=== WHAT YOU NEED TO DO ===
Reproduce the complete set of records exactly. No picture is to appear in the copy.

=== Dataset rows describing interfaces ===
'''
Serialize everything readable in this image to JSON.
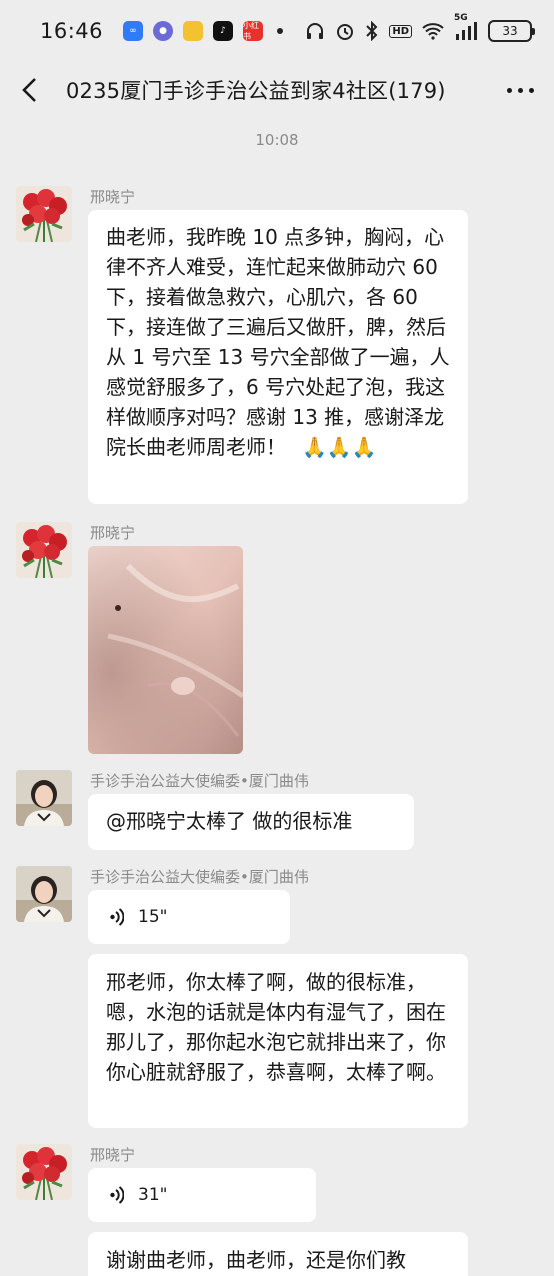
{
  "status_bar": {
    "time": "16:46",
    "apps": [
      "infinity-app-icon",
      "circle-app-icon",
      "notes-app-icon",
      "tiktok-icon",
      "xiaohongshu-icon"
    ],
    "app_red_label": "小红书",
    "network_label": "5G",
    "hd_label": "HD",
    "battery": "33"
  },
  "header": {
    "title": "0235厦门手诊手治公益到家4社区(179)"
  },
  "chat": {
    "time_separator": "10:08",
    "messages": [
      {
        "sender": "邢晓宁",
        "text": "曲老师，我昨晚 10 点多钟，胸闷，心律不齐人难受，连忙起来做肺动穴 60 下，接着做急救穴，心肌穴，各 60 下，接连做了三遍后又做肝，脾，然后从 1 号穴至 13 号穴全部做了一遍，人感觉舒服多了，6 号穴处起了泡，我这样做顺序对吗？感谢 13 推，感谢泽龙院长曲老师周老师！",
        "emoji": "🙏🙏🙏"
      },
      {
        "sender": "邢晓宁",
        "type": "photo"
      },
      {
        "sender": "手诊手治公益大使编委•厦门曲伟",
        "text": "@邢晓宁太棒了  做的很标准"
      },
      {
        "sender": "手诊手治公益大使编委•厦门曲伟",
        "voice_duration": "15\"",
        "transcript": "邢老师，你太棒了啊，做的很标准，嗯，水泡的话就是体内有湿气了，困在那儿了，那你起水泡它就排出来了，你你心脏就舒服了，恭喜啊，太棒了啊。"
      },
      {
        "sender": "邢晓宁",
        "voice_duration": "31\"",
        "transcript": "谢谢曲老师，曲老师，还是你们教"
      }
    ]
  }
}
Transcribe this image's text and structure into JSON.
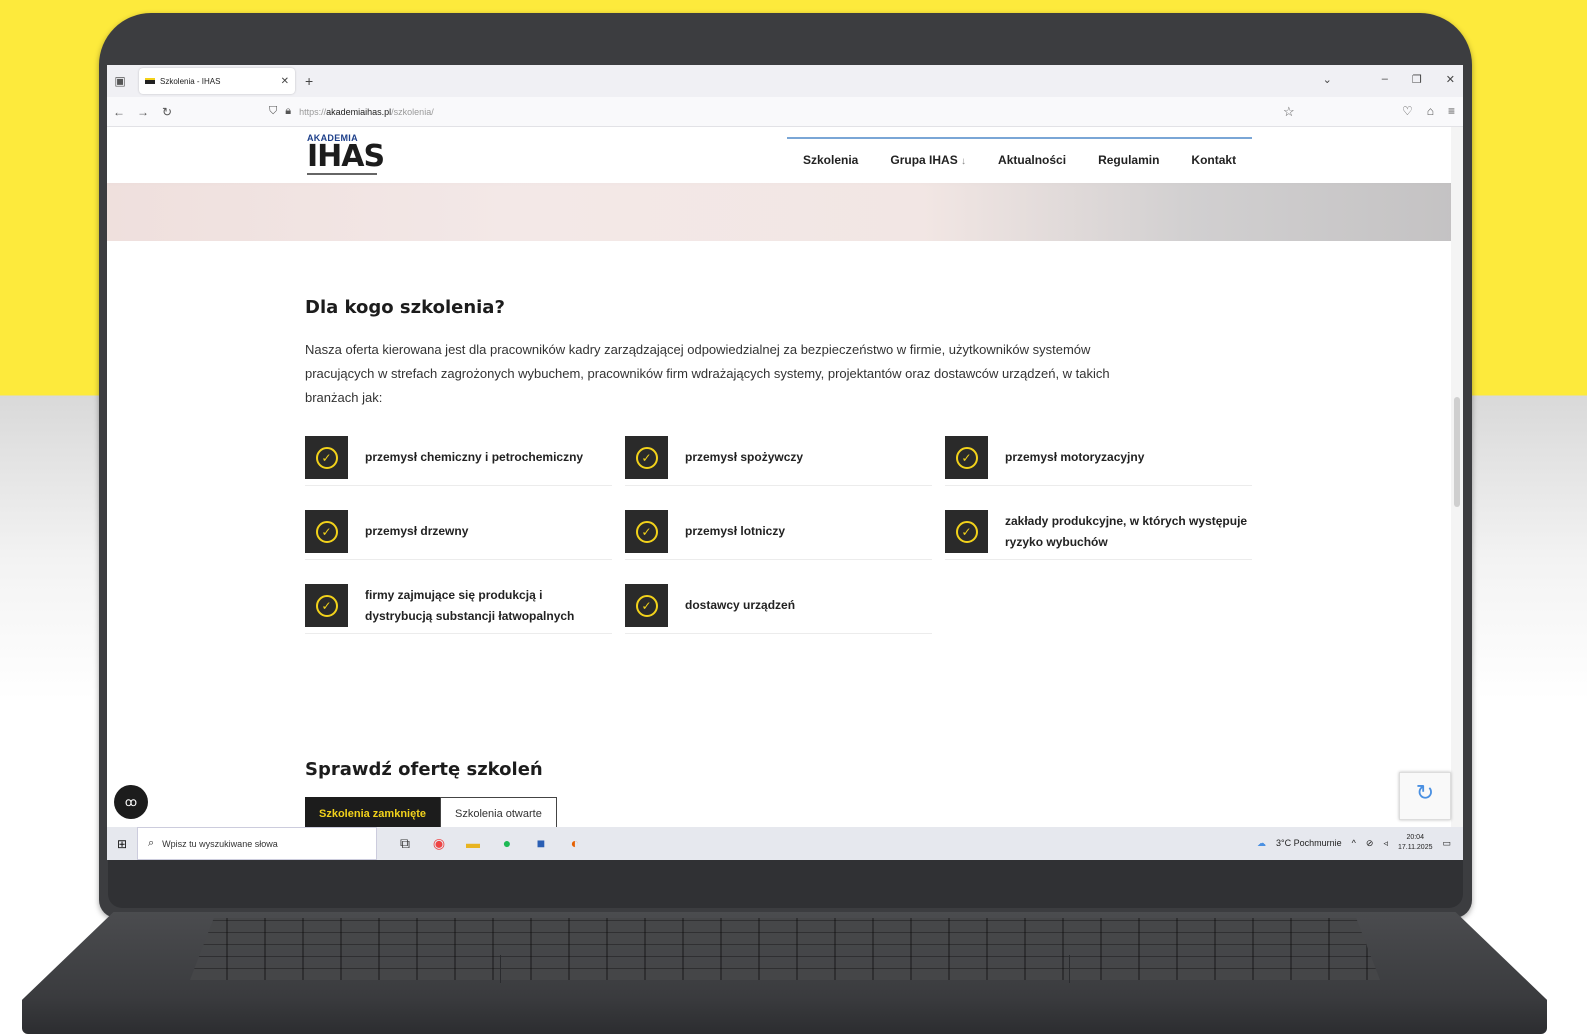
{
  "browser": {
    "tab_title": "Szkolenia - IHAS",
    "url_prefix": "https://",
    "url_domain": "akademiaihas.pl",
    "url_path": "/szkolenia/"
  },
  "site": {
    "logo_top": "AKADEMIA",
    "logo_main": "IHAS",
    "menu": [
      "Szkolenia",
      "Grupa IHAS",
      "Aktualności",
      "Regulamin",
      "Kontakt"
    ],
    "menu_dropdown_marker": "↓"
  },
  "section": {
    "title": "Dla kogo szkolenia?",
    "intro": "Nasza oferta kierowana jest dla pracowników kadry zarządzającej odpowiedzialnej za bezpieczeństwo w firmie, użytkowników systemów pracujących w strefach zagrożonych wybuchem, pracowników firm wdrażających systemy, projektantów oraz dostawców urządzeń, w takich branżach jak:",
    "industries": [
      "przemysł chemiczny i petrochemiczny",
      "przemysł spożywczy",
      "przemysł motoryzacyjny",
      "przemysł drzewny",
      "przemysł lotniczy",
      "zakłady produkcyjne, w których występuje ryzyko wybuchów",
      "firmy zajmujące się produkcją i dystrybucją substancji łatwopalnych",
      "dostawcy urządzeń"
    ]
  },
  "offer": {
    "title": "Sprawdź ofertę szkoleń",
    "tab_closed": "Szkolenia zamknięte",
    "tab_open": "Szkolenia otwarte"
  },
  "taskbar": {
    "search_placeholder": "Wpisz tu wyszukiwane słowa",
    "weather": "3°C Pochmurnie",
    "time": "20:04",
    "date": "17.11.2025"
  },
  "colors": {
    "background_yellow": "#fdea3c",
    "accent_yellow": "#f2d21b",
    "check_box": "#2a2a2a"
  }
}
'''
=== FINISHED EXERCISE ===
Serialize everything readable in this image to JSON.
{
  "status_bar": {
    "time": "16:46",
    "apps": [
      "infinity-app-icon",
      "circle-app-icon",
      "notes-app-icon",
      "tiktok-icon",
      "xiaohongshu-icon"
    ],
    "app_red_label": "小红书",
    "network_label": "5G",
    "hd_label": "HD",
    "battery": "33"
  },
  "header": {
    "title": "0235厦门手诊手治公益到家4社区(179)"
  },
  "chat": {
    "time_separator": "10:08",
    "messages": [
      {
        "sender": "邢晓宁",
        "text": "曲老师，我昨晚 10 点多钟，胸闷，心律不齐人难受，连忙起来做肺动穴 60 下，接着做急救穴，心肌穴，各 60 下，接连做了三遍后又做肝，脾，然后从 1 号穴至 13 号穴全部做了一遍，人感觉舒服多了，6 号穴处起了泡，我这样做顺序对吗？感谢 13 推，感谢泽龙院长曲老师周老师！",
        "emoji": "🙏🙏🙏"
      },
      {
        "sender": "邢晓宁",
        "type": "photo"
      },
      {
        "sender": "手诊手治公益大使编委•厦门曲伟",
        "text": "@邢晓宁太棒了  做的很标准"
      },
      {
        "sender": "手诊手治公益大使编委•厦门曲伟",
        "voice_duration": "15\"",
        "transcript": "邢老师，你太棒了啊，做的很标准，嗯，水泡的话就是体内有湿气了，困在那儿了，那你起水泡它就排出来了，你你心脏就舒服了，恭喜啊，太棒了啊。"
      },
      {
        "sender": "邢晓宁",
        "voice_duration": "31\"",
        "transcript": "谢谢曲老师，曲老师，还是你们教"
      }
    ]
  }
}
Transcribe this image's text and structure into JSON.
{
  "browser": {
    "tab_title": "Szkolenia - IHAS",
    "url_prefix": "https://",
    "url_domain": "akademiaihas.pl",
    "url_path": "/szkolenia/"
  },
  "site": {
    "logo_top": "AKADEMIA",
    "logo_main": "IHAS",
    "menu": [
      "Szkolenia",
      "Grupa IHAS",
      "Aktualności",
      "Regulamin",
      "Kontakt"
    ],
    "menu_dropdown_marker": "↓"
  },
  "section": {
    "title": "Dla kogo szkolenia?",
    "intro": "Nasza oferta kierowana jest dla pracowników kadry zarządzającej odpowiedzialnej za bezpieczeństwo w firmie, użytkowników systemów pracujących w strefach zagrożonych wybuchem, pracowników firm wdrażających systemy, projektantów oraz dostawców urządzeń, w takich branżach jak:",
    "industries": [
      "przemysł chemiczny i petrochemiczny",
      "przemysł spożywczy",
      "przemysł motoryzacyjny",
      "przemysł drzewny",
      "przemysł lotniczy",
      "zakłady produkcyjne, w których występuje ryzyko wybuchów",
      "firmy zajmujące się produkcją i dystrybucją substancji łatwopalnych",
      "dostawcy urządzeń"
    ]
  },
  "offer": {
    "title": "Sprawdź ofertę szkoleń",
    "tab_closed": "Szkolenia zamknięte",
    "tab_open": "Szkolenia otwarte"
  },
  "taskbar": {
    "search_placeholder": "Wpisz tu wyszukiwane słowa",
    "weather": "3°C Pochmurnie",
    "time": "20:04",
    "date": "17.11.2025"
  },
  "colors": {
    "background_yellow": "#fdea3c",
    "accent_yellow": "#f2d21b",
    "check_box": "#2a2a2a"
  }
}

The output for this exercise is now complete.